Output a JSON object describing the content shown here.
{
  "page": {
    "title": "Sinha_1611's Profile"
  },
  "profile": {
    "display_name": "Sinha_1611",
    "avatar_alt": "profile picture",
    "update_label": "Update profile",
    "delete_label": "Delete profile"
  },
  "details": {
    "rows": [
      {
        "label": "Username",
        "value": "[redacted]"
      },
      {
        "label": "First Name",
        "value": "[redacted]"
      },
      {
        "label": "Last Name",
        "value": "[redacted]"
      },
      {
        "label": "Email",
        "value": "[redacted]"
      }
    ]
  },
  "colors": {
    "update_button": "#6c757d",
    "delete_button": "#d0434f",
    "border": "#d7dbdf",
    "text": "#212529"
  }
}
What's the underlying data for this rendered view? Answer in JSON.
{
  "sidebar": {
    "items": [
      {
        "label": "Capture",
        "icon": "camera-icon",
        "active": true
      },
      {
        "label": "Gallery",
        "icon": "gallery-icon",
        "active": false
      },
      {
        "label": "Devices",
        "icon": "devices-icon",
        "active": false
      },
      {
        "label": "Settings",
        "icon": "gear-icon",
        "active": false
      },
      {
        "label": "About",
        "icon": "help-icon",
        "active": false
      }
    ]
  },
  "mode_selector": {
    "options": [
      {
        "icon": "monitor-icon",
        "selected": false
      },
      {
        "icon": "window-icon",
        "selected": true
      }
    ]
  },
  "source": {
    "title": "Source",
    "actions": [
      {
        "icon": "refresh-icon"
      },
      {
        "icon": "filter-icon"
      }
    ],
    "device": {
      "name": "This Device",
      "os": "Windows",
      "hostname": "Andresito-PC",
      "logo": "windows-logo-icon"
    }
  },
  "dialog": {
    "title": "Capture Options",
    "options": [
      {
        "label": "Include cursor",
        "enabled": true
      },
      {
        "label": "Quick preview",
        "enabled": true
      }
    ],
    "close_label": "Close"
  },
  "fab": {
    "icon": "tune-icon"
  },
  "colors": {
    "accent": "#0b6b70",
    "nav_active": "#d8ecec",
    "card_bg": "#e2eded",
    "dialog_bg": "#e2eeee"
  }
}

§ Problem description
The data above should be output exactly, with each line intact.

§ Problem solution
Output a JSON object describing the content shown here.
{
  "page": {
    "title": "Sinha_1611's Profile"
  },
  "profile": {
    "display_name": "Sinha_1611",
    "avatar_alt": "profile picture",
    "update_label": "Update profile",
    "delete_label": "Delete profile"
  },
  "details": {
    "rows": [
      {
        "label": "Username",
        "value": "[redacted]"
      },
      {
        "label": "First Name",
        "value": "[redacted]"
      },
      {
        "label": "Last Name",
        "value": "[redacted]"
      },
      {
        "label": "Email",
        "value": "[redacted]"
      }
    ]
  },
  "colors": {
    "update_button": "#6c757d",
    "delete_button": "#d0434f",
    "border": "#d7dbdf",
    "text": "#212529"
  }
}
What's the underlying data for this rendered view? Answer in JSON.
{
  "sidebar": {
    "items": [
      {
        "label": "Capture",
        "icon": "camera-icon",
        "active": true
      },
      {
        "label": "Gallery",
        "icon": "gallery-icon",
        "active": false
      },
      {
        "label": "Devices",
        "icon": "devices-icon",
        "active": false
      },
      {
        "label": "Settings",
        "icon": "gear-icon",
        "active": false
      },
      {
        "label": "About",
        "icon": "help-icon",
        "active": false
      }
    ]
  },
  "mode_selector": {
    "options": [
      {
        "icon": "monitor-icon",
        "selected": false
      },
      {
        "icon": "window-icon",
        "selected": true
      }
    ]
  },
  "source": {
    "title": "Source",
    "actions": [
      {
        "icon": "refresh-icon"
      },
      {
        "icon": "filter-icon"
      }
    ],
    "device": {
      "name": "This Device",
      "os": "Windows",
      "hostname": "Andresito-PC",
      "logo": "windows-logo-icon"
    }
  },
  "dialog": {
    "title": "Capture Options",
    "options": [
      {
        "label": "Include cursor",
        "enabled": true
      },
      {
        "label": "Quick preview",
        "enabled": true
      }
    ],
    "close_label": "Close"
  },
  "fab": {
    "icon": "tune-icon"
  },
  "colors": {
    "accent": "#0b6b70",
    "nav_active": "#d8ecec",
    "card_bg": "#e2eded",
    "dialog_bg": "#e2eeee"
  }
}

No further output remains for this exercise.